Tips and best practices on increasing acquisition success rates
The retailer can act on two fronts. Initially, the retailer should try to communicate the brand’s uniqueness, value, and differentiation to customers and try to tap into their emotions. A large retailer recently began sending membership confirmation e-mails with a personalized branding video that features the customer’s name in various parts, explaining how its corporate values relate to that customer. Not only that, the customer’s first three purchases were accompanied with personal outreach to identify any unfulfilled expectations. These straightforward nurturing activities decreased new members churn by as much as 50%. An amazing result on a large segment of customers!
Another Retailer interviewed new members regarding hurdles they had encountered in their first purchases and then surveyed veteran customers on how they overcame these shortcomings. The retailer then produced a series of communiques to new members regarding these hurdles and how to overcome them. These communiques showed that the retailer was listening to new members while having the sincerity to admit that “no one is perfect”. That way, even before it managed the necessary improvements, it helped new customers get the most from their membership. The retailer tested the impact of these communications against a control group that received attractive discount and rebate offers and saw that these personal care treatments were even more effective than monetary incentives. Here again, touching on the emotional aspect of early membership days created immense value in shrinking the “vanishing new members” segment.
The second front is crafting strategies that entice customers to visit stores more often and connect with them by learning more about their specific needs during each visit.
The typical marketing approach is to provide customers with attractive coupons that have broad perceived value, covering as many stores and departments as possible. Best seller coupons and high value non-specific category level coupons are typically chosen. But this action alone is not enough. Our first encounter with the customer gives us an opportunity to employ data science to do better. For example, we know what the customer has already purchased with us and probably more than one product. We can use a rewarding tactic to entice him to buy more of these products and other complementary products, while giving him substantial benefits, the same benefits that we provide our best customers. Another tactic is to combine demographic attributes with segmentations and offers that have been successful with similar customers in the past.

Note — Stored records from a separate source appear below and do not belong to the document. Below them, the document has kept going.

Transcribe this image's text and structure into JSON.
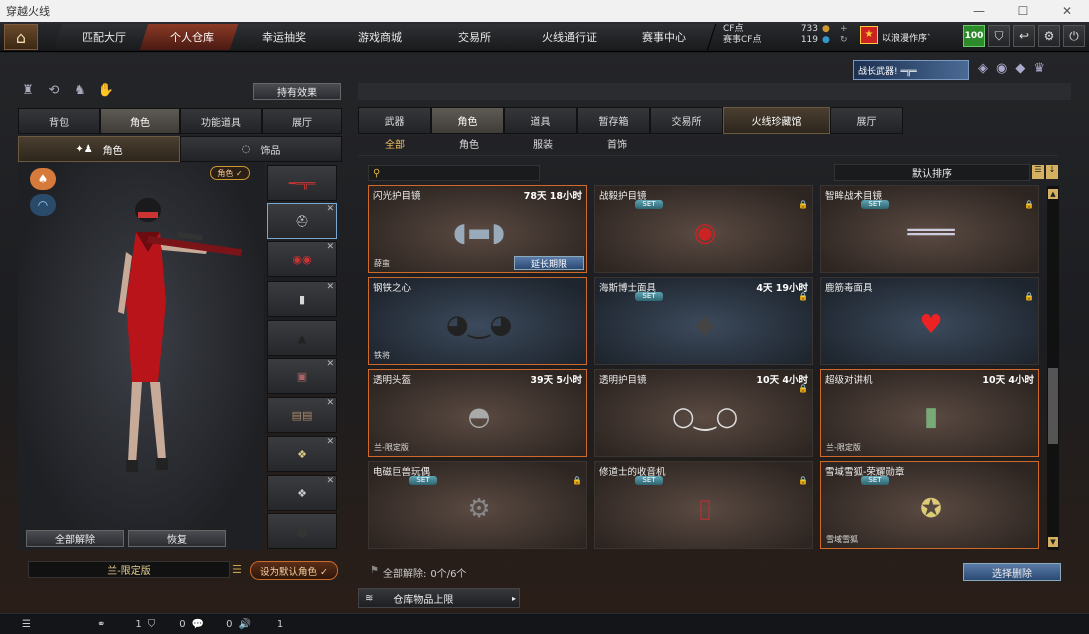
{
  "window": {
    "title": "穿越火线",
    "controls": [
      "—",
      "☐",
      "✕"
    ]
  },
  "topnav": {
    "tabs": [
      "匹配大厅",
      "个人仓库",
      "幸运抽奖",
      "游戏商城",
      "交易所",
      "火线通行证",
      "赛事中心"
    ],
    "active": 1,
    "cf_label": "CF点",
    "cf_value": "733",
    "game_cf_label": "赛事CF点",
    "game_cf_value": "119",
    "user": "以浪漫作序`",
    "level": "100"
  },
  "left": {
    "effect_btn": "持有效果",
    "tabs": [
      "背包",
      "角色",
      "功能道具",
      "展厅"
    ],
    "active_tab": 1,
    "subtabs": [
      "角色",
      "饰品"
    ],
    "active_sub": 0,
    "role_filter": "角色 ✓",
    "unequip_all": "全部解除",
    "restore": "恢复",
    "char_name": "兰-限定版",
    "set_default": "设为默认角色 ✓"
  },
  "right": {
    "tabs": [
      "武器",
      "角色",
      "道具",
      "暂存箱",
      "交易所",
      "火线珍藏馆",
      "展厅"
    ],
    "active_tab": 1,
    "subtabs": [
      "全部",
      "角色",
      "服装",
      "首饰"
    ],
    "active_sub": 0,
    "sort": "默认排序",
    "search_placeholder": "",
    "items": [
      {
        "name": "闪光护目镜",
        "time": "78天 18小时",
        "set": false,
        "lock": false,
        "tag": "薛蛮",
        "ext": "延长期限",
        "style": "brown",
        "sel": true,
        "icon": "goggles"
      },
      {
        "name": "战毅护目镜",
        "time": "",
        "set": true,
        "lock": true,
        "tag": "",
        "ext": "",
        "style": "brown",
        "sel": false,
        "icon": "mask-red"
      },
      {
        "name": "智眸战术目镜",
        "time": "",
        "set": true,
        "lock": true,
        "tag": "",
        "ext": "",
        "style": "brown",
        "sel": false,
        "icon": "visor"
      },
      {
        "name": "钢铁之心",
        "time": "",
        "set": false,
        "lock": false,
        "tag": "铁将",
        "ext": "",
        "style": "blue",
        "sel": true,
        "icon": "sunglasses"
      },
      {
        "name": "海斯博士面具",
        "time": "4天 19小时",
        "set": true,
        "lock": true,
        "tag": "",
        "ext": "",
        "style": "blue",
        "sel": false,
        "icon": "mask-dark"
      },
      {
        "name": "鹿筋毒面具",
        "time": "",
        "set": false,
        "lock": true,
        "tag": "",
        "ext": "",
        "style": "blue",
        "sel": false,
        "icon": "mask-heart"
      },
      {
        "name": "透明头盔",
        "time": "39天 5小时",
        "set": false,
        "lock": false,
        "tag": "兰-限定版",
        "ext": "",
        "style": "brown",
        "sel": true,
        "icon": "helmet"
      },
      {
        "name": "透明护目镜",
        "time": "10天 4小时",
        "set": false,
        "lock": true,
        "tag": "",
        "ext": "",
        "style": "brown",
        "sel": false,
        "icon": "clear-goggles"
      },
      {
        "name": "超级对讲机",
        "time": "10天 4小时",
        "set": false,
        "lock": false,
        "tag": "兰-限定版",
        "ext": "",
        "style": "brown",
        "sel": true,
        "icon": "radio"
      },
      {
        "name": "电磁巨兽玩偶",
        "time": "",
        "set": true,
        "lock": true,
        "tag": "",
        "ext": "",
        "style": "brown",
        "sel": false,
        "icon": "mech"
      },
      {
        "name": "修道士的收音机",
        "time": "",
        "set": true,
        "lock": true,
        "tag": "",
        "ext": "",
        "style": "brown",
        "sel": false,
        "icon": "walkie"
      },
      {
        "name": "雪域雪狐-荣耀勋章",
        "time": "",
        "set": true,
        "lock": false,
        "tag": "雪域雪狐",
        "ext": "",
        "style": "brown",
        "sel": true,
        "icon": "medal"
      }
    ],
    "unequip_label": "全部解除:",
    "unequip_count": "0个/6个",
    "select_delete": "选择删除",
    "warehouse_limit": "仓库物品上限"
  },
  "status": {
    "friends": "1",
    "clan": "0",
    "msg": "0",
    "voice": "1"
  }
}
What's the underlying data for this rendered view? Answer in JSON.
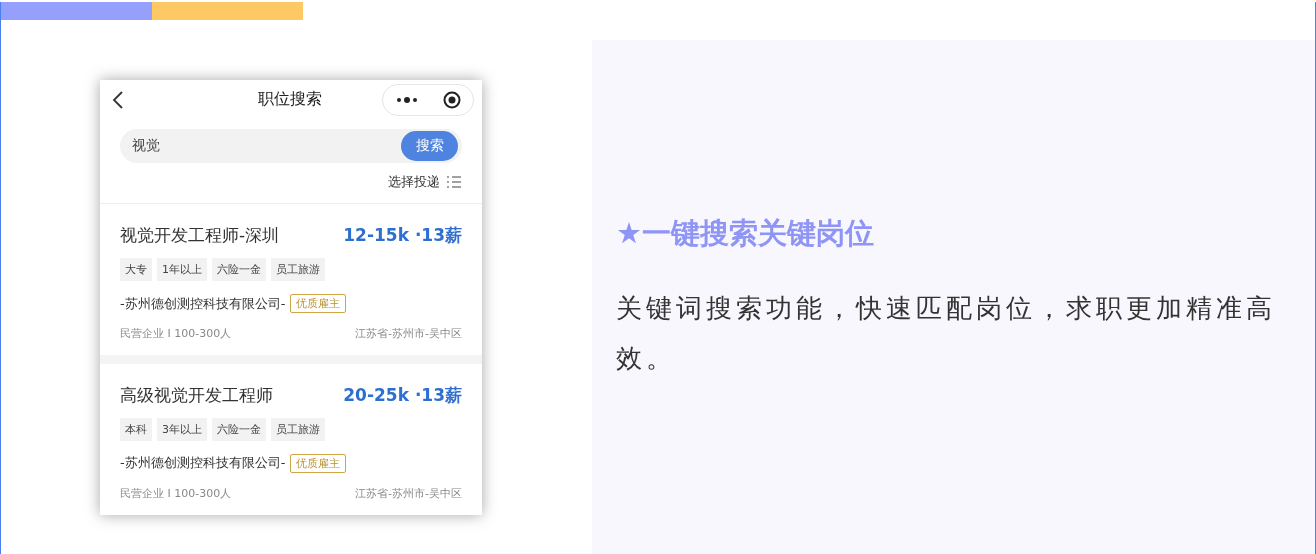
{
  "phone": {
    "title": "职位搜索",
    "search": {
      "value": "视觉",
      "button": "搜索"
    },
    "select_delivery": "选择投递",
    "jobs": [
      {
        "title": "视觉开发工程师-深圳",
        "salary": "12-15k ·13薪",
        "tags": [
          "大专",
          "1年以上",
          "六险一金",
          "员工旅游"
        ],
        "company": "-苏州德创测控科技有限公司-",
        "badge": "优质雇主",
        "company_info": "民营企业 I 100-300人",
        "location": "江苏省-苏州市-吴中区"
      },
      {
        "title": "高级视觉开发工程师",
        "salary": "20-25k ·13薪",
        "tags": [
          "本科",
          "3年以上",
          "六险一金",
          "员工旅游"
        ],
        "company": "-苏州德创测控科技有限公司-",
        "badge": "优质雇主",
        "company_info": "民营企业 I 100-300人",
        "location": "江苏省-苏州市-吴中区"
      }
    ]
  },
  "feature": {
    "heading": "★一键搜索关键岗位",
    "description": "关键词搜索功能，快速匹配岗位，求职更加精准高效。"
  }
}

While using generalized coupons, it is likely that customers will pick more personally important products, and this can be very helpful in decoding the retail DNA of new members.
After a few visits the retailer will be able to fully decode the retail DNA of new members and can then consider long tail products offers to drive basket diversity and more visits.
The following chart shows a grocery chains’ progress while implementing the above tactics over a span of nine months:
The chart tracks the increase new customers visiting the shop more than 3 times during their 8 first weeks as well as the increase in the use of coupons during that period. We can see the learning curve of deploying attractive coupons – during this period the redemption by new customers increased 3.6X while attrition related to the 3+ visits milestone decreased by 18%.
The foundation of getting to know a customer lies in collecting and analyzing the data that she provides and responding to key findings in a timely manner. During the first 8 weeks, the retailer should engage members on at least a bi-weekly basis, with each message becoming more personalized than the previous. The current article is just one example of how data science automation can be applied at scale, in which the retailer analyzes the information provided by all new members during their first purchases and uses that information drive long-term engagement.
Happy and successful dating!